S.A. Mann,1 J.A. Bursill,1 T. Marciniec,1 G. Guo,2 R. Otway,2 D. Fatkin2 and J.I. Vandenberg,1 1Electrophysiology and Biophysics Programm, Victor Chang Cardiac Research Institute, Level 9, 384 Victoria Street, Darlinghurst, NSW 2010, Australia and 2Molecular Cardiology Program, Victor Chang Cardiac Research Institute, Level 6, 384 Victoria Street, Darlinghurst, NSW 2010, Australia.

Atrial fibrillation (AF) is a cardiac arrhythmia characterized by rapid and irregular activation of the atria. Until recently, AF was regarded as a sporadic, non-genetic disorder. Although there is now accumulating evidence that familial aggregation of AF occurs in a significant proportion of cases, the extent to which genetic factors are responsible for this familial aggregation is unknown. Identification of single gene mutations in families will provide a framework for elucidation of key molecular and cellular pathways that underlie the more commonly-occurring complex forms of AF. Here we present a novel mutation in hERG (E444K), found in a case of familial AF, and the electrophysiological changes of the mutant channels compared to wildtype (WT) channels. Mutant channels were expressed in transiently transfected Chinese hamster ovary (CHO) cells. Whole-cell voltage-clamp recordings were performed in physiological solutions at room temperature. Under these baseline conditions the steady state half activation voltage of E444K channels was not significantly shifted compared to WT channels, whereas the steady state half inactivation voltage was shifted 10 mV in a hyperpolarizing direction compared to WT channels. Rates of activation, deactivation, and inactivation were not significantly altered compared to WT channels. Due to the left shifted steady state inactivation curve, at a given membrane potential the fraction of inactivated mutant channels will be greater than the fraction of inactivated WT channels at the same potential, ultimately leading to a smaller potassium current through hERG channels at the end of the cardiac action potential. To further assess the effects of the mutated channel on cardiac action potential, E444K transfected CHO cells were voltage-clamped to prerecorded human atrial action potential waveforms for both a normal sinus rhythm as well as an episode of atrial fibrillation. During the AF episode an increase in potassium current was observed in E444K experiments as well as in WT control experiments, with no significant difference between mutant and WT channels.

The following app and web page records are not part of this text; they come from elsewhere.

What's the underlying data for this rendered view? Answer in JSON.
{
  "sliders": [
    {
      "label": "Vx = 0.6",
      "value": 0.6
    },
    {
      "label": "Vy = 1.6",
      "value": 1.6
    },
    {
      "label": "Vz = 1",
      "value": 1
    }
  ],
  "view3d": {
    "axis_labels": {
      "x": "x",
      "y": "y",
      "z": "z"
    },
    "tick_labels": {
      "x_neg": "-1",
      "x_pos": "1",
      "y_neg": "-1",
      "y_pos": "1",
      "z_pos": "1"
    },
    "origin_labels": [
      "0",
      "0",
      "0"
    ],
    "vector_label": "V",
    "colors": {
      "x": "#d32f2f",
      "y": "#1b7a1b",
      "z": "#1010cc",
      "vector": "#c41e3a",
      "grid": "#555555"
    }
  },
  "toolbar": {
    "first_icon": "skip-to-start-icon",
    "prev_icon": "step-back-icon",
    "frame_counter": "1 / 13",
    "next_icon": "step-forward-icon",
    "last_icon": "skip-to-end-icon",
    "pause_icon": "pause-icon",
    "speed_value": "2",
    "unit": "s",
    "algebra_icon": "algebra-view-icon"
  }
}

We conclude that at baseline conditions the effect of the E444K mutation is not sufficient to change atrial action potential shapes sufficiently to promote AF.